Please set down every entry again exactly as it stands, without the pictures.

#### Records shown:
========================================================================

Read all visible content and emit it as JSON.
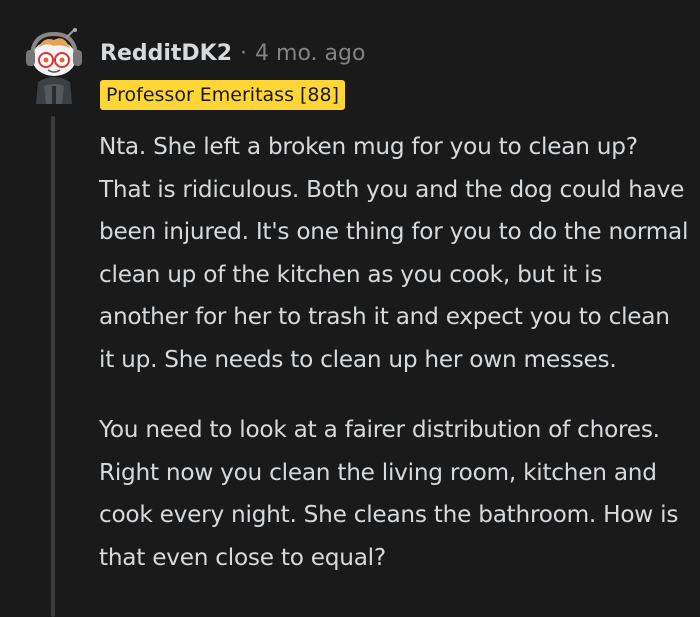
{
  "comment": {
    "username": "RedditDK2",
    "separator": "·",
    "timestamp": "4 mo. ago",
    "flair": "Professor Emeritass [88]",
    "avatar_icon": "snoo-avatar-icon",
    "paragraphs": [
      "Nta. She left a broken mug for you to clean up? That is ridiculous. Both you and the dog could have been injured. It's one thing for you to do the normal clean up of the kitchen as you cook, but it is another for her to trash it and expect you to clean it up. She needs to clean up her own messes.",
      "You need to look at a fairer distribution of chores. Right now you clean the living room, kitchen and cook every night. She cleans the bathroom. How is that even close to equal?"
    ]
  },
  "colors": {
    "background": "#1a1a1b",
    "text": "#d7dadc",
    "muted": "#818384",
    "flair_bg": "#ffd635",
    "thread_line": "#3a3a3c"
  }
}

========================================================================

#### Final answer:
Read all visible content and emit it as JSON.
{
  "comment": {
    "username": "RedditDK2",
    "separator": "·",
    "timestamp": "4 mo. ago",
    "flair": "Professor Emeritass [88]",
    "avatar_icon": "snoo-avatar-icon",
    "paragraphs": [
      "Nta. She left a broken mug for you to clean up? That is ridiculous. Both you and the dog could have been injured. It's one thing for you to do the normal clean up of the kitchen as you cook, but it is another for her to trash it and expect you to clean it up. She needs to clean up her own messes.",
      "You need to look at a fairer distribution of chores. Right now you clean the living room, kitchen and cook every night. She cleans the bathroom. How is that even close to equal?"
    ]
  },
  "colors": {
    "background": "#1a1a1b",
    "text": "#d7dadc",
    "muted": "#818384",
    "flair_bg": "#ffd635",
    "thread_line": "#3a3a3c"
  }
}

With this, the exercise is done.